Promoting greener grounds in Ganaraska

Landscaping workshops in southern Ontario push urban environmental stewardship

Environmental stewardship in an urban environment is always a delicate dance – but it can be pulled off with the right choreography.

For the past 22 years, Ken Hall has volunteered with the Friends of the St. Clair River in Ontario. The committee was formed in 1985 after the Canadian government identified 43 areas of concern on the Great Lakes — places where industrialization, urbanization and agricultural land-use activities had caused damage to the environment. The St. Clair River was one of those places.

“It’s been 30 years of working to get the St. Clair River delisted from the 43 hot spots,” says Hall, who works as a senior public affairs advisor in Enbridge’s Eastern Region. “I’m happy to say that within five years we’ll actually achieve that.”

The efforts involved in this remediation project have given Hall an appreciation for the value of proactive environmental efforts – like those being spearheaded by the Ganaraska Region Conservation Authority.

This spring, the authority held a series of packed Greening Your Grounds workshops, in the Ganaraska region of Ontario, to teach ecologically sound landscaping techniques in the communities of Cobourg, Port Hope, and Newcastle.

The workshops were organized to educate urban homeowners about water management – and were staged with the help of a $7,500 grant from Enbridge.

“In a natural system, about 50 per cent of all the water that falls gets infiltrated in the ground, whereas in an urban setting, we’re only seeing 10 to 15 per cent infiltration,” says Kestrel Wraggett, the GRCA’s stewardship technician.

In an urban environment, rainwater falls on concrete patios and rooftops, streets, sidewalks and parking lots — impermeable surfaces that wash precipitation into storm drains that, in turn, empty directly into rivers and streams. Wraggett and her GRCA colleagues are making a difference at a grassroots, yard-by-yard level through the Greening Your Grounds program.

Safety and the protection of the environment are Enbridge’s highest priority.
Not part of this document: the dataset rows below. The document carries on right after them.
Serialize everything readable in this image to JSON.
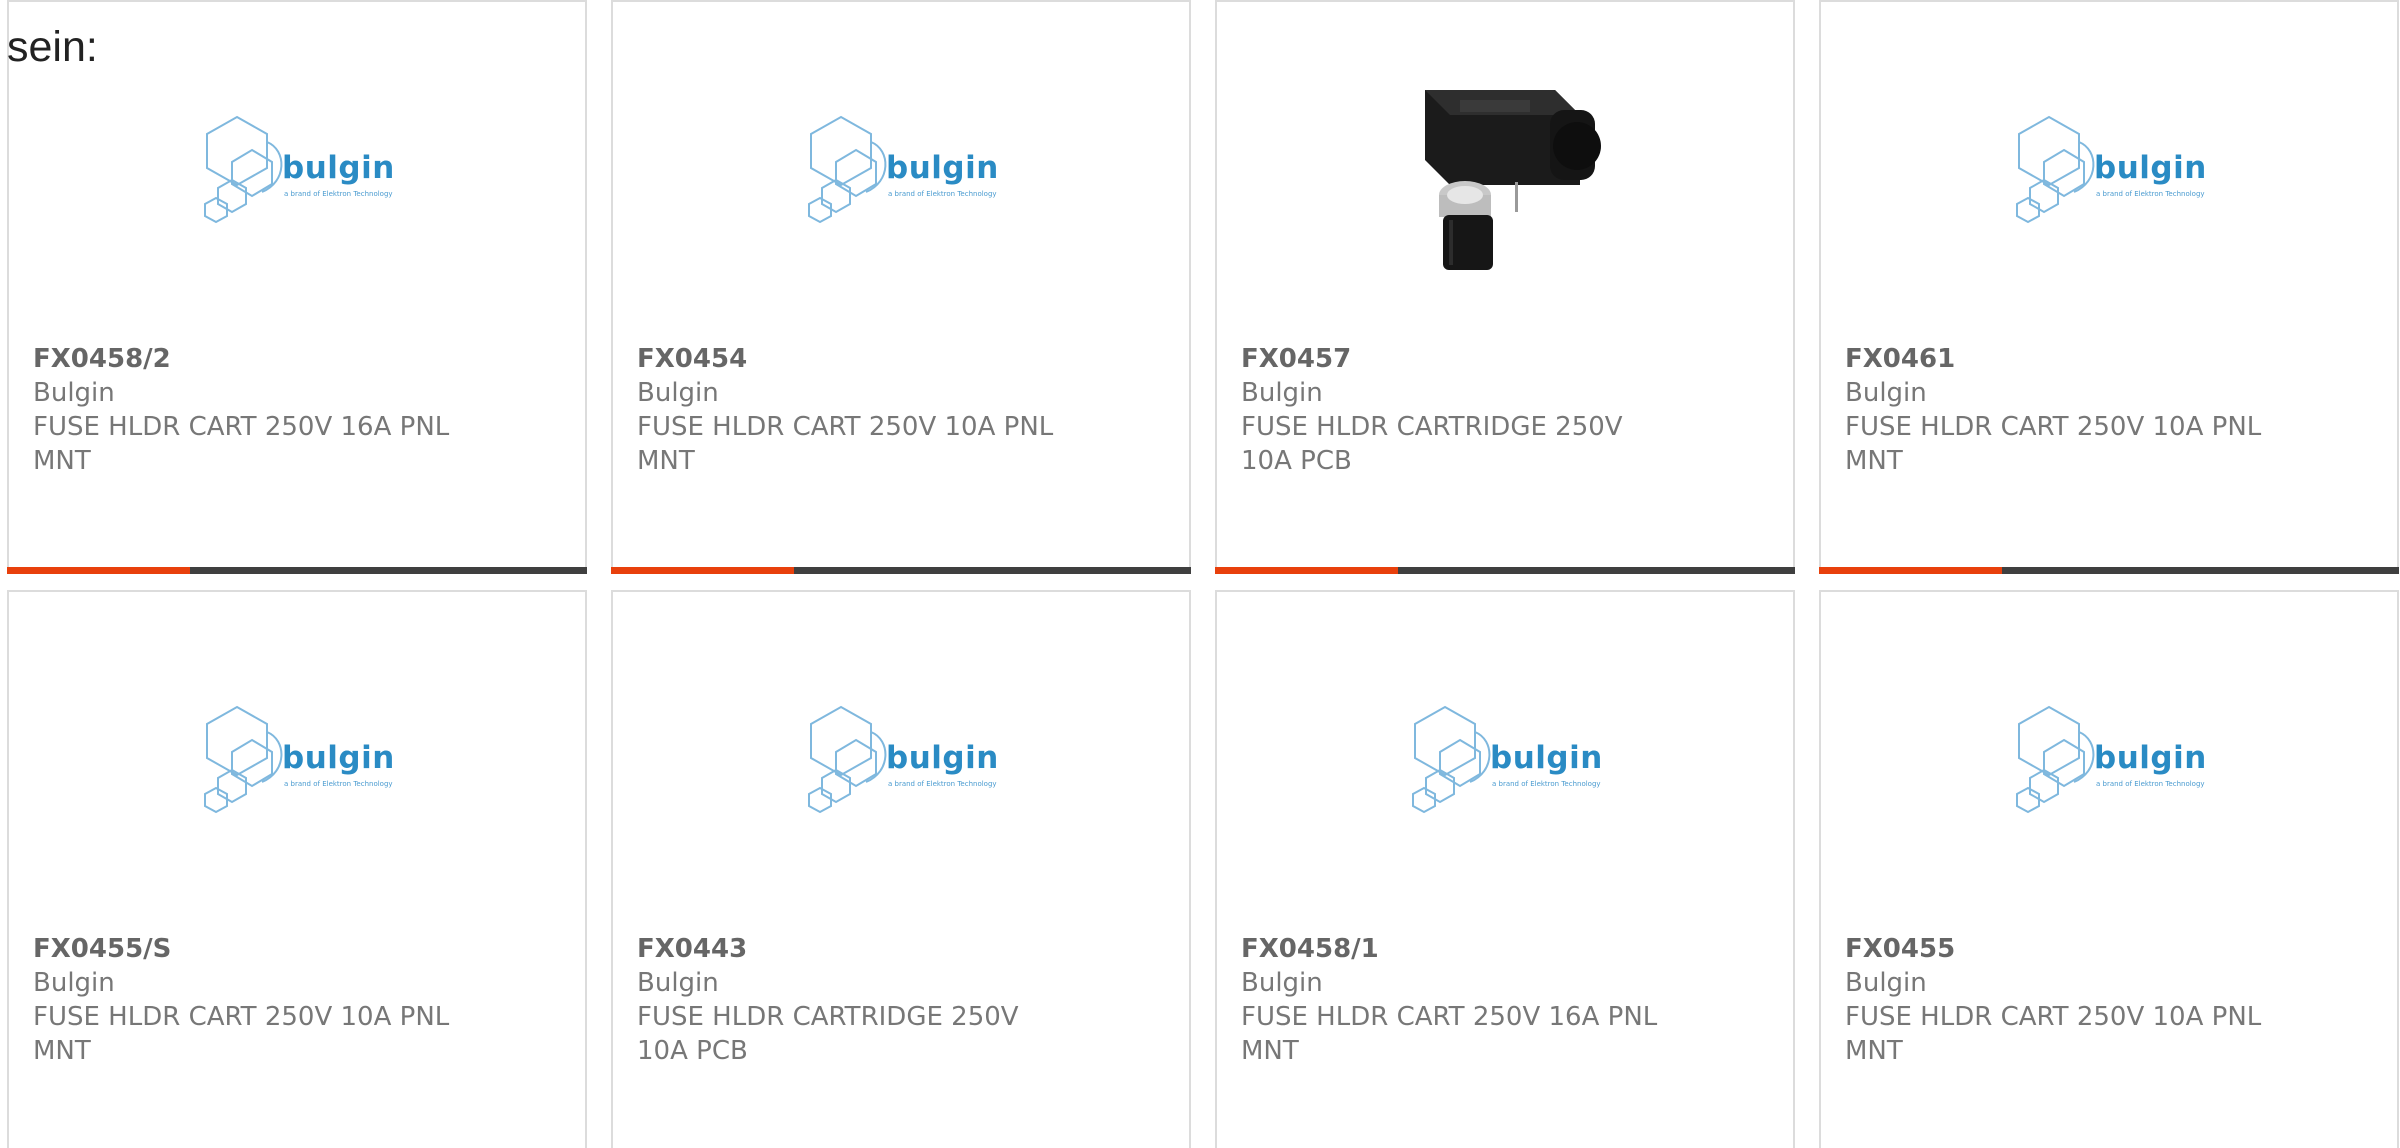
{
  "intro_text": "sein:",
  "colors": {
    "accent": "#e8400c",
    "bar": "#3f3f3f",
    "logo_blue": "#2a8bc4",
    "card_border": "#dcdcdc"
  },
  "logo": {
    "wordmark": "bulgin",
    "tagline": "a brand of Elektron Technology"
  },
  "products": [
    {
      "part": "FX0458/2",
      "manufacturer": "Bulgin",
      "description": "FUSE HLDR CART 250V 16A PNL MNT",
      "image": "bulgin-logo"
    },
    {
      "part": "FX0454",
      "manufacturer": "Bulgin",
      "description": "FUSE HLDR CART 250V 10A PNL MNT",
      "image": "bulgin-logo"
    },
    {
      "part": "FX0457",
      "manufacturer": "Bulgin",
      "description": "FUSE HLDR CARTRIDGE 250V 10A PCB",
      "image": "product-photo"
    },
    {
      "part": "FX0461",
      "manufacturer": "Bulgin",
      "description": "FUSE HLDR CART 250V 10A PNL MNT",
      "image": "bulgin-logo"
    },
    {
      "part": "FX0455/S",
      "manufacturer": "Bulgin",
      "description": "FUSE HLDR CART 250V 10A PNL MNT",
      "image": "bulgin-logo"
    },
    {
      "part": "FX0443",
      "manufacturer": "Bulgin",
      "description": "FUSE HLDR CARTRIDGE 250V 10A PCB",
      "image": "bulgin-logo"
    },
    {
      "part": "FX0458/1",
      "manufacturer": "Bulgin",
      "description": "FUSE HLDR CART 250V 16A PNL MNT",
      "image": "bulgin-logo"
    },
    {
      "part": "FX0455",
      "manufacturer": "Bulgin",
      "description": "FUSE HLDR CART 250V 10A PNL MNT",
      "image": "bulgin-logo"
    }
  ]
}
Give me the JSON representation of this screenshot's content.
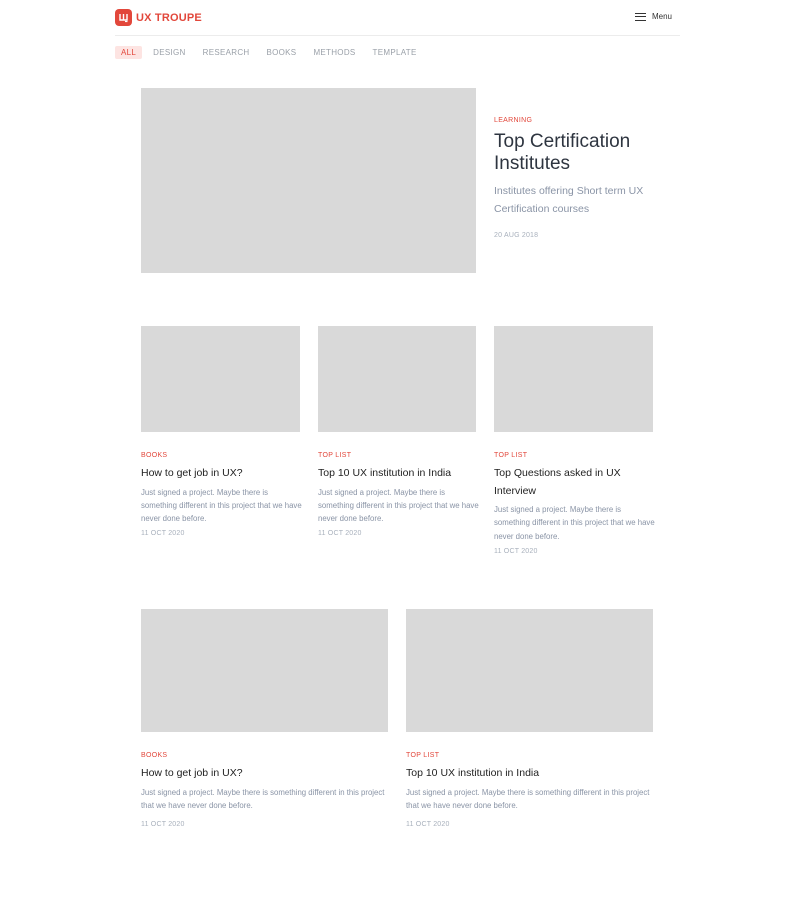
{
  "brand": {
    "name": "UX TROUPE",
    "color": "#e2473b"
  },
  "header": {
    "menu_label": "Menu",
    "menu_icon": "hamburger-icon"
  },
  "filters": [
    {
      "label": "ALL",
      "active": true
    },
    {
      "label": "DESIGN",
      "active": false
    },
    {
      "label": "RESEARCH",
      "active": false
    },
    {
      "label": "BOOKS",
      "active": false
    },
    {
      "label": "METHODS",
      "active": false
    },
    {
      "label": "TEMPLATE",
      "active": false
    }
  ],
  "featured": {
    "category": "LEARNING",
    "title": "Top Certification Institutes",
    "subtitle": "Institutes offering Short term UX Certification courses",
    "date": "20 AUG 2018"
  },
  "row1": [
    {
      "category": "BOOKS",
      "title": "How to get job in UX?",
      "description": "Just signed a project. Maybe there is something different in this project that we have never done before.",
      "date": "11 OCT 2020"
    },
    {
      "category": "TOP LIST",
      "title": "Top 10 UX institution in  India",
      "description": "Just signed a project. Maybe there is something different in this project that we have never done before.",
      "date": "11 OCT 2020"
    },
    {
      "category": "TOP LIST",
      "title": "Top Questions asked in UX Interview",
      "description": "Just signed a project. Maybe there is something different in this project that we have never done before.",
      "date": "11 OCT 2020"
    }
  ],
  "row2": [
    {
      "category": "BOOKS",
      "title": "How to get job in UX?",
      "description": "Just signed a project. Maybe there is something different in this project that we have never done before.",
      "date": "11 OCT 2020"
    },
    {
      "category": "TOP LIST",
      "title": "Top 10 UX institution in  India",
      "description": "Just signed a project. Maybe there is something different in this project that we have never done before.",
      "date": "11 OCT 2020"
    }
  ]
}
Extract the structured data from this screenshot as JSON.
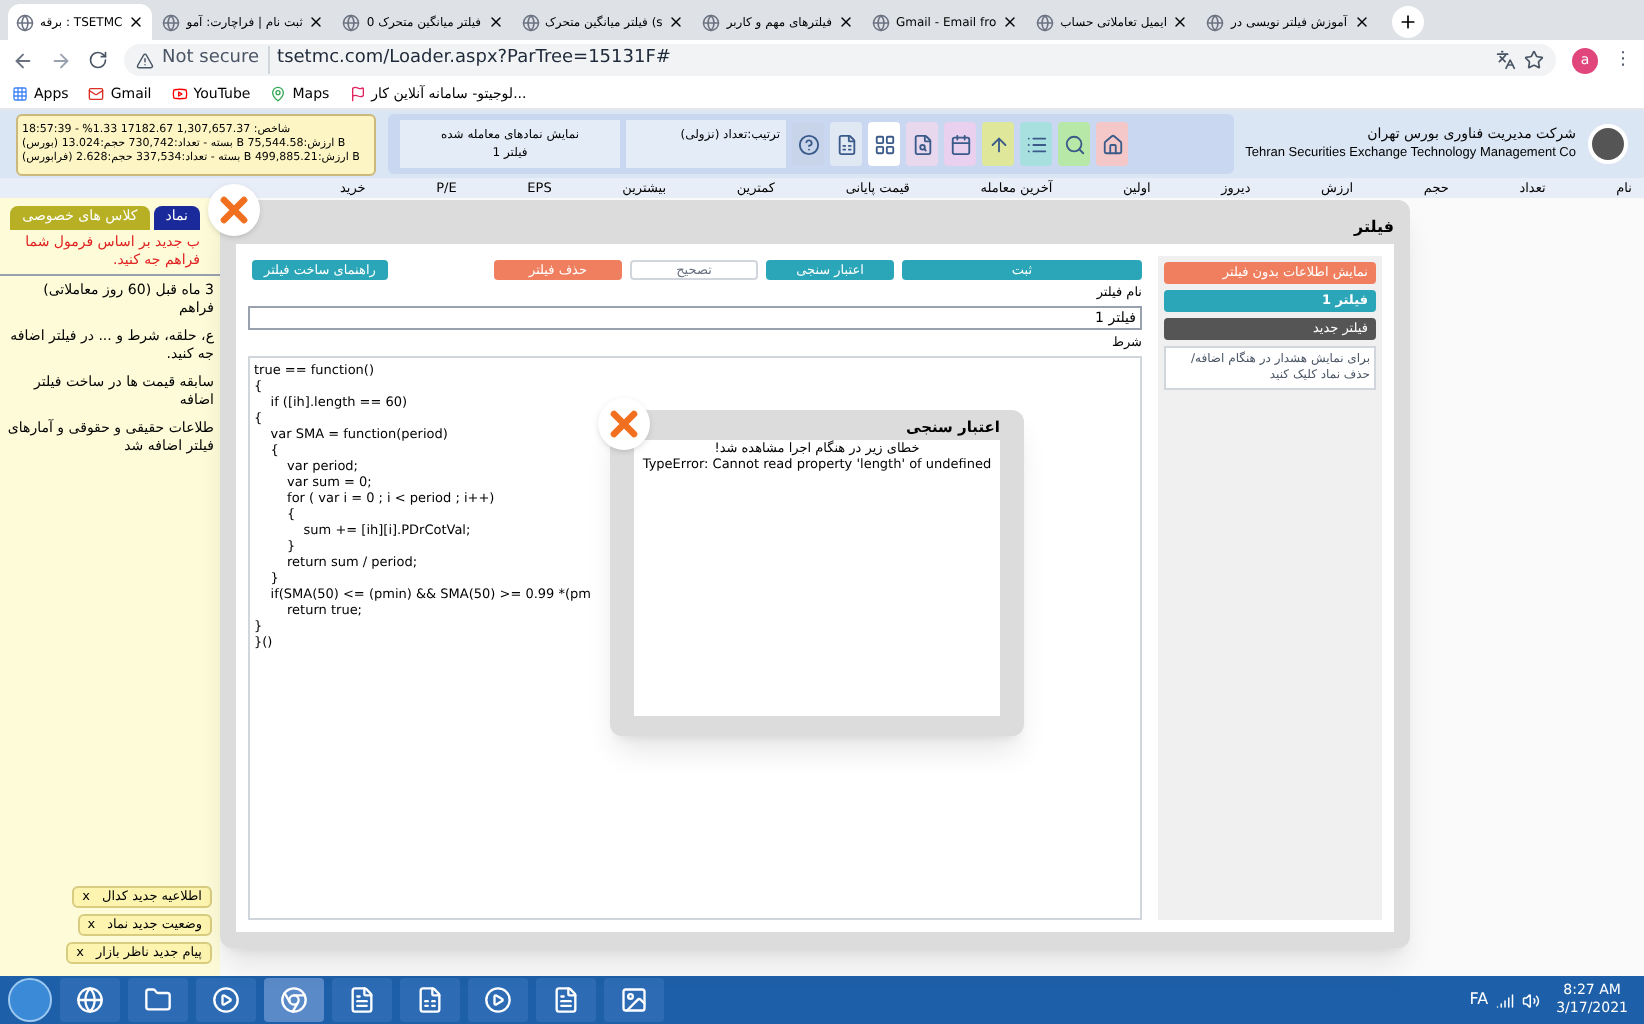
{
  "browser": {
    "tabs": [
      {
        "title": "آموزش فیلتر نویسی در",
        "selected": false
      },
      {
        "title": "ایمیل تعاملاتی حساب",
        "selected": false
      },
      {
        "title": "Gmail - Email fro",
        "selected": false
      },
      {
        "title": "فیلترهای مهم و کاربر",
        "selected": false
      },
      {
        "title": "فیلتر میانگین متحرک (s",
        "selected": false
      },
      {
        "title": "فیلتر میانگین متحرک 0",
        "selected": false
      },
      {
        "title": "ثبت نام | فراچارت: آمو",
        "selected": false
      },
      {
        "title": "برقه : TSETMC",
        "selected": true
      }
    ],
    "security": "Not secure",
    "url": "tsetmc.com/Loader.aspx?ParTree=15131F#",
    "bookmarks": [
      "لوجیتو- سامانه آنلاین کار...",
      "Maps",
      "YouTube",
      "Gmail",
      "Apps"
    ],
    "profile": "a",
    "menu": "⋮"
  },
  "site": {
    "ticker": [
      "18:57:39 - %1.33 17182.67 1,307,657.37 :شاخص",
      "(بورس) بسته - تعداد:730,742 حجم:13.024 B ارزش:75,544.58 B",
      "(فرابورس) بسته - تعداد:337,534 حجم:2.628 B ارزش:499,885.21 B"
    ],
    "sort": "ترتیب:تعداد (نزولی)",
    "filter_info": [
      "نمایش نمادهای معامله شده",
      "فیلتر 1"
    ],
    "company_fa": "شرکت مدیریت فناوری بورس تهران",
    "company_en": "Tehran Securities Exchange Technology Management Co"
  },
  "table": {
    "columns": [
      "نام",
      "تعداد",
      "حجم",
      "ارزش",
      "دیروز",
      "اولین",
      "آخرین معامله",
      "قیمت پایانی",
      "کمترین",
      "بیشترین",
      "EPS",
      "P/E",
      "خرید"
    ]
  },
  "side_panel": {
    "tabs": [
      {
        "label": "نماد",
        "selected": true
      },
      {
        "label": "کلاس های خصوصی",
        "selected": false
      }
    ],
    "alert": "ب جدید بر اساس فرمول شما فراهم جه کنید.",
    "news": [
      "3 ماه قبل (60 روز معاملاتی) فراهم",
      "ع، حلقه، شرط و ... در فیلتر اضافه جه کنید.",
      "سابقه قیمت ها در ساخت فیلتر اضافه",
      "طلاعات حقیقی و حقوقی و آمارهای فیلتر اضافه شد"
    ],
    "notifications": [
      {
        "label": "اطلاعیه جدید کدال",
        "close": "x"
      },
      {
        "label": "وضعیت جدید نماد",
        "close": "x"
      },
      {
        "label": "پیام جدید ناظر بازار",
        "close": "x"
      }
    ]
  },
  "filter_dialog": {
    "title": "فیلتر",
    "filters": [
      {
        "label": "نمایش اطلاعات بدون فیلتر",
        "kind": "reset",
        "selected": false
      },
      {
        "label": "فیلتر 1",
        "kind": "saved",
        "selected": true
      },
      {
        "label": "فیلتر جدید",
        "kind": "new",
        "selected": false
      }
    ],
    "hint": "برای نمایش هشدار در هنگام اضافه/حذف نماد کلیک کنید",
    "buttons": [
      {
        "label": "ثبت",
        "kind": "primary"
      },
      {
        "label": "اعتبار سنجی",
        "kind": "primary"
      },
      {
        "label": "تصحیح",
        "kind": "plain"
      },
      {
        "label": "حذف فیلتر",
        "kind": "danger"
      }
    ],
    "guide": "راهنمای ساخت فیلتر",
    "name_label": "نام فیلتر",
    "name_value": "فیلتر 1",
    "condition_label": "شرط",
    "code": [
      "true == function()",
      "{",
      "\tif ([ih].length == 60)",
      "{",
      "\tvar SMA = function(period)",
      "\t{",
      "\t\tvar period;",
      "\t\tvar sum = 0;",
      "\t\tfor ( var i = 0 ; i < period ; i++)",
      "\t\t{",
      "\t\t\tsum += [ih][i].PDrCotVal;",
      "\t\t}",
      "\t\treturn sum / period;",
      "\t}",
      "\tif(SMA(50) <= (pmin) && SMA(50) >= 0.99 *(pm",
      "\t\treturn true;",
      "}",
      "}()"
    ]
  },
  "error_dialog": {
    "title": "اعتبار سنجی",
    "message": "خطای زیر در هنگام اجرا مشاهده شد!",
    "error": "TypeError: Cannot read property 'length' of undefined"
  },
  "taskbar": {
    "language": "FA",
    "time": "8:27 AM",
    "date": "3/17/2021"
  }
}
As part of that focus, we partner with organizations that promote environmental stewardship, conservation, habitat remediation, and environmental education in the communities where we operate.

Enbridge is also one of the largest renewable energy companies in Canada. Since 2002, we’ve invested $4-billion in wind, solar, geothermal, power transmission, waste heat recovery, and an array of emerging technology projects. We believe that working toward lower-impact energy solutions is in everyone’s best interest.

“All of those programs are a demonstration of Enbridge’s commitment to the environment, and they’re at the heart of community investment grants like this one,” says Hall. “When we find a partner like the GRCA, who has a similar objective to protect and promote conservation, it makes good sense to collaborate.”